• WHAT IS NEEDED
In the entries below, find each line bearing the string "label" and copy it.

BEGIN

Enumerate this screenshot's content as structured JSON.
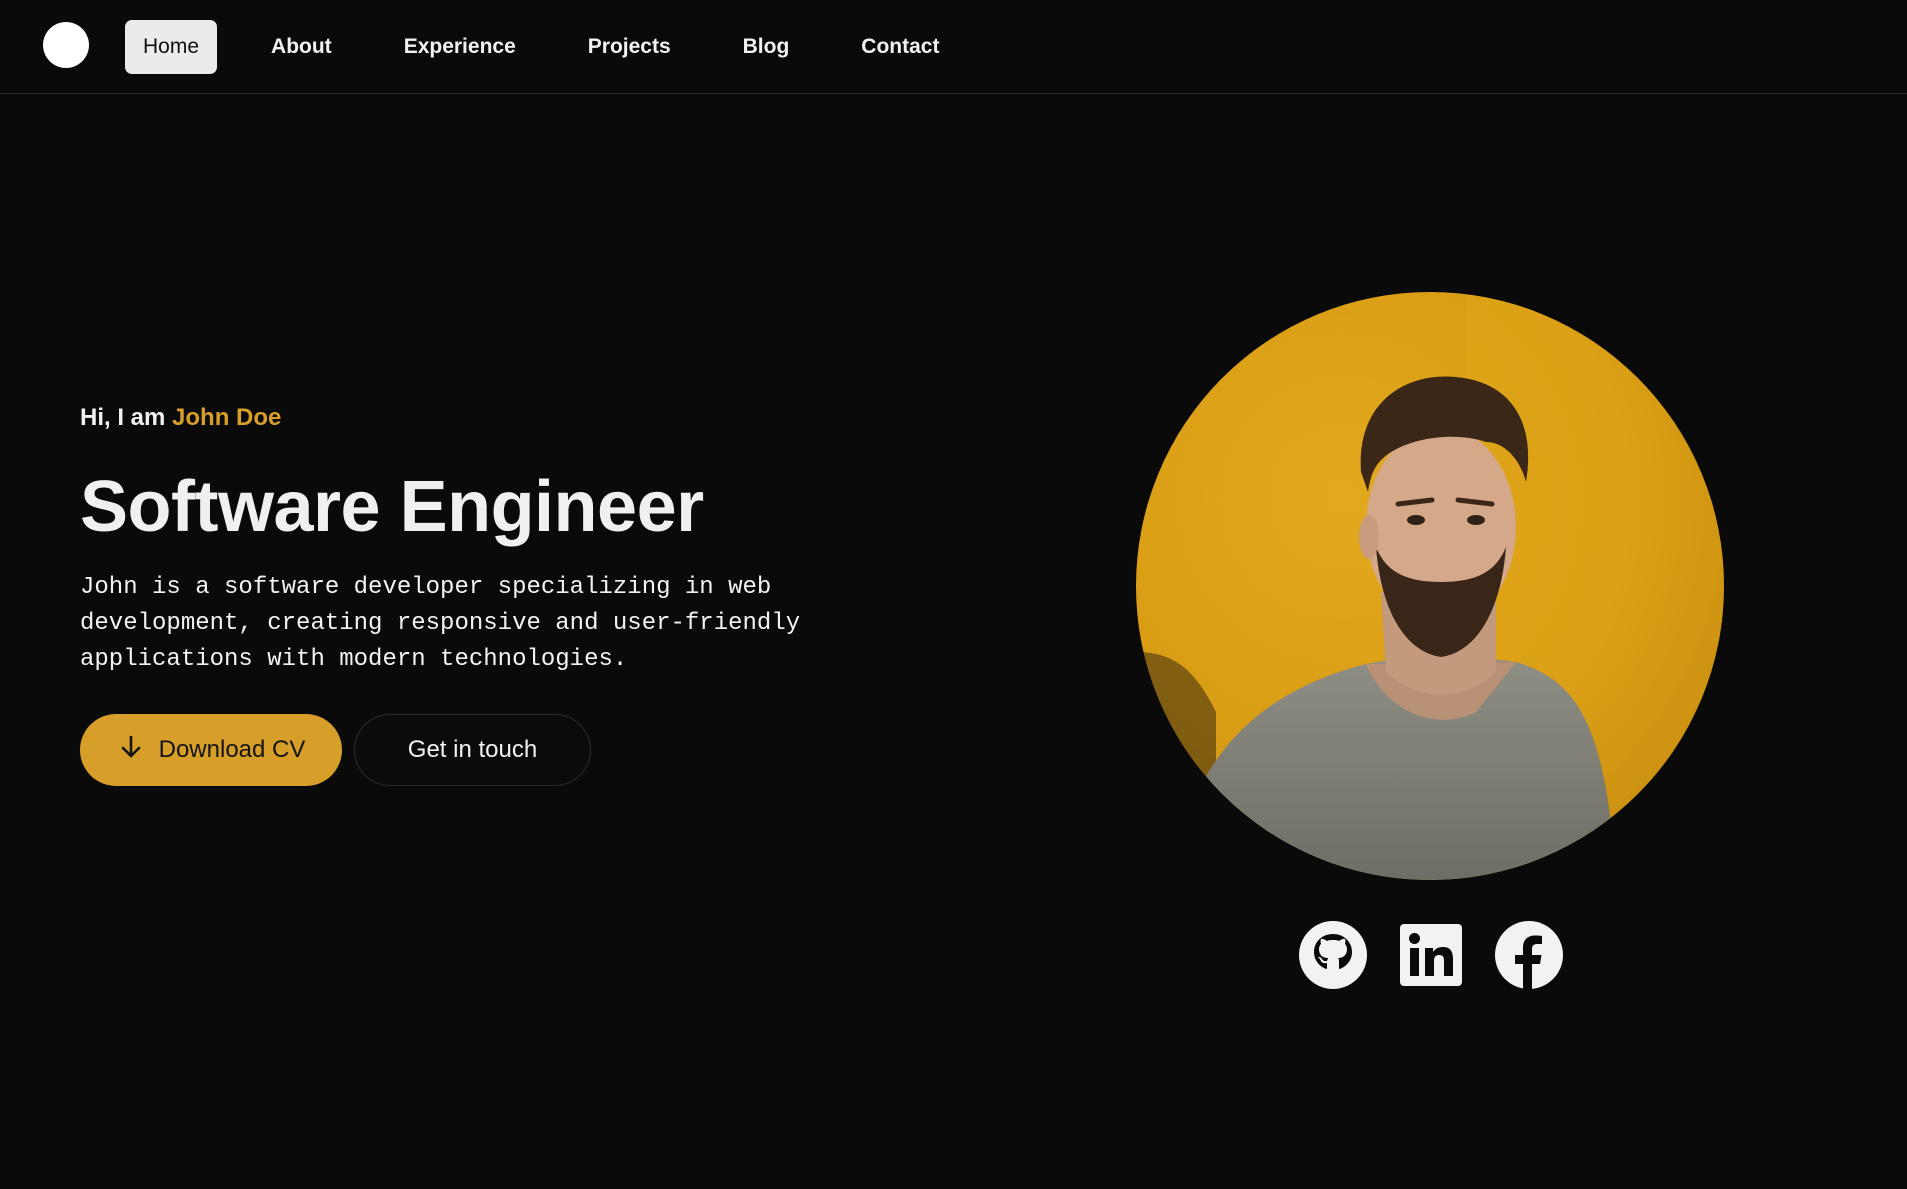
{
  "nav": {
    "items": [
      {
        "label": "Home",
        "active": true
      },
      {
        "label": "About"
      },
      {
        "label": "Experience"
      },
      {
        "label": "Projects"
      },
      {
        "label": "Blog"
      },
      {
        "label": "Contact"
      }
    ]
  },
  "hero": {
    "greeting_prefix": "Hi, I am ",
    "name": "John Doe",
    "title": "Software Engineer",
    "description": "John is a software developer specializing in web development, creating responsive and user-friendly applications with modern technologies.",
    "primary_button": {
      "label": "Download CV",
      "icon": "download-arrow-icon"
    },
    "secondary_button": {
      "label": "Get in touch"
    }
  },
  "profile_image": {
    "icon": "portrait-photo"
  },
  "socials": [
    {
      "icon": "github-icon"
    },
    {
      "icon": "linkedin-icon"
    },
    {
      "icon": "facebook-icon"
    }
  ],
  "colors": {
    "background": "#0a0a0a",
    "accent": "#d89e2a",
    "text": "#f0f0f0",
    "active_nav_bg": "#ebebeb"
  }
}
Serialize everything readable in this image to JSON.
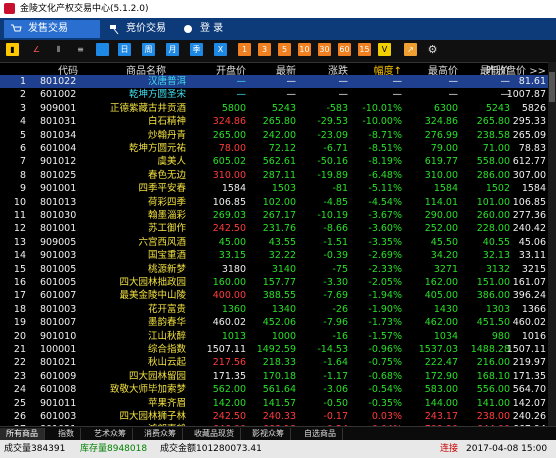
{
  "app": {
    "title": "金陵文化产权交易中心(5.1.2.0)"
  },
  "nav": {
    "tabs": [
      {
        "label": "发售交易"
      },
      {
        "label": "竞价交易"
      },
      {
        "label": "登 录"
      }
    ]
  },
  "toolbar": {
    "buttons": [
      "",
      "",
      "",
      "",
      "",
      "日",
      "周",
      "月",
      "季",
      "X",
      "1",
      "3",
      "5",
      "10",
      "30",
      "60",
      "15",
      "V",
      "",
      ""
    ]
  },
  "table": {
    "headers": [
      "",
      "代码",
      "商品名称",
      "开盘价",
      "最新",
      "涨跌",
      "幅度↑",
      "最高价",
      "最低价",
      "昨收盘价 >>"
    ],
    "rows": [
      [
        "1",
        "801022",
        "汉唐普洱",
        "—",
        "—",
        "—",
        "—",
        "—",
        "—",
        "81.61",
        "cyan",
        "white"
      ],
      [
        "2",
        "601002",
        "乾坤方圆圣宋",
        "—",
        "—",
        "—",
        "—",
        "—",
        "—",
        "1007.87",
        "cyan",
        "white"
      ],
      [
        "3",
        "909001",
        "正德紫藏古井贡酒",
        "5800",
        "5243",
        "-583",
        "-10.01%",
        "6300",
        "5243",
        "5826",
        "green",
        "green"
      ],
      [
        "4",
        "801031",
        "白石精神",
        "324.86",
        "265.80",
        "-29.53",
        "-10.00%",
        "324.86",
        "265.80",
        "295.33",
        "red",
        "green"
      ],
      [
        "5",
        "801034",
        "炒翰丹青",
        "265.00",
        "242.00",
        "-23.09",
        "-8.71%",
        "276.99",
        "238.58",
        "265.09",
        "green",
        "green"
      ],
      [
        "6",
        "601004",
        "乾坤方圆元祐",
        "78.00",
        "72.12",
        "-6.71",
        "-8.51%",
        "79.00",
        "71.00",
        "78.83",
        "red",
        "green"
      ],
      [
        "7",
        "901012",
        "虞美人",
        "605.02",
        "562.61",
        "-50.16",
        "-8.19%",
        "619.77",
        "558.00",
        "612.77",
        "green",
        "green"
      ],
      [
        "8",
        "801025",
        "春色无边",
        "310.00",
        "287.11",
        "-19.89",
        "-6.48%",
        "310.00",
        "286.00",
        "307.00",
        "red",
        "green"
      ],
      [
        "9",
        "901001",
        "四季平安春",
        "1584",
        "1503",
        "-81",
        "-5.11%",
        "1584",
        "1502",
        "1584",
        "white",
        "green"
      ],
      [
        "10",
        "801013",
        "荷彩四季",
        "106.85",
        "102.00",
        "-4.85",
        "-4.54%",
        "114.01",
        "101.00",
        "106.85",
        "white",
        "green"
      ],
      [
        "11",
        "801030",
        "翰墨淄彩",
        "269.03",
        "267.17",
        "-10.19",
        "-3.67%",
        "290.00",
        "260.00",
        "277.36",
        "green",
        "green"
      ],
      [
        "12",
        "801001",
        "苏工御作",
        "242.50",
        "231.76",
        "-8.66",
        "-3.60%",
        "252.00",
        "228.00",
        "240.42",
        "red",
        "green"
      ],
      [
        "13",
        "909005",
        "六宫西风酒",
        "45.00",
        "43.55",
        "-1.51",
        "-3.35%",
        "45.50",
        "40.55",
        "45.06",
        "green",
        "green"
      ],
      [
        "14",
        "901003",
        "国宝重酒",
        "33.15",
        "32.22",
        "-0.39",
        "-2.69%",
        "34.20",
        "32.13",
        "33.11",
        "green",
        "green"
      ],
      [
        "15",
        "801005",
        "桃源新梦",
        "3180",
        "3140",
        "-75",
        "-2.33%",
        "3271",
        "3132",
        "3215",
        "white",
        "green"
      ],
      [
        "16",
        "601005",
        "四大园林拙政园",
        "160.00",
        "157.77",
        "-3.30",
        "-2.05%",
        "162.00",
        "151.00",
        "161.07",
        "green",
        "green"
      ],
      [
        "17",
        "601007",
        "最美金陵中山陵",
        "400.00",
        "388.55",
        "-7.69",
        "-1.94%",
        "405.00",
        "386.00",
        "396.24",
        "red",
        "green"
      ],
      [
        "18",
        "801003",
        "花开富贵",
        "1360",
        "1340",
        "-26",
        "-1.90%",
        "1430",
        "1303",
        "1366",
        "green",
        "green"
      ],
      [
        "19",
        "801007",
        "墨韵春华",
        "460.02",
        "452.06",
        "-7.96",
        "-1.73%",
        "462.00",
        "451.50",
        "460.02",
        "white",
        "green"
      ],
      [
        "20",
        "901010",
        "江山秋醉",
        "1013",
        "1000",
        "-16",
        "-1.57%",
        "1034",
        "980",
        "1016",
        "green",
        "green"
      ],
      [
        "21",
        "100001",
        "综合指数",
        "1507.11",
        "1492.59",
        "-14.53",
        "-0.96%",
        "1537.03",
        "1488.28",
        "1507.11",
        "white",
        "green"
      ],
      [
        "22",
        "801021",
        "秋山云起",
        "217.56",
        "218.33",
        "-1.64",
        "-0.75%",
        "222.47",
        "216.00",
        "219.97",
        "red",
        "green"
      ],
      [
        "23",
        "601009",
        "四大园林留园",
        "171.35",
        "170.18",
        "-1.17",
        "-0.68%",
        "172.90",
        "168.10",
        "171.35",
        "white",
        "green"
      ],
      [
        "24",
        "601008",
        "致敬大师毕加索梦",
        "562.00",
        "561.64",
        "-3.06",
        "-0.54%",
        "583.00",
        "556.00",
        "564.70",
        "green",
        "green"
      ],
      [
        "25",
        "901011",
        "苹果齐眉",
        "142.00",
        "141.57",
        "-0.50",
        "-0.35%",
        "144.00",
        "141.00",
        "142.07",
        "green",
        "green"
      ],
      [
        "26",
        "601003",
        "四大园林狮子林",
        "242.50",
        "240.33",
        "-0.17",
        "0.03%",
        "243.17",
        "238.00",
        "240.26",
        "red",
        "red"
      ],
      [
        "27",
        "801021",
        "鸿朗嘉鹤",
        "646.00",
        "668.18",
        "+0.24",
        "0.04%",
        "709.90",
        "644.00",
        "667.94",
        "red",
        "red"
      ]
    ]
  },
  "bottom_tabs": [
    "所有商品",
    "指数",
    "艺术众筹",
    "消费众筹",
    "收藏品现货",
    "影视众筹",
    "自选商品"
  ],
  "status": {
    "volume": "成交量384391",
    "stock": "库存量8948018",
    "amount": "成交金额101280073.41",
    "conn": "连接",
    "time": "2017-04-08 15:00"
  },
  "colors": {
    "accent": "#2a6fcf",
    "nav": "#0d3b7a",
    "up": "#ff3b3b",
    "down": "#2adf2a"
  },
  "icons": [
    "app-logo-icon",
    "cart-icon",
    "gavel-icon",
    "login-icon",
    "settings-icon"
  ]
}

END

• RESULT
        "label": "Home",
        "label": "About"
        "label": "Experience"
        "label": "Projects"
        "label": "Blog"
        "label": "Contact"
      "label": "Download CV",
      "label": "Get in touch"
        "label": "发售交易"
        "label": "竞价交易"
        "label": "登 录"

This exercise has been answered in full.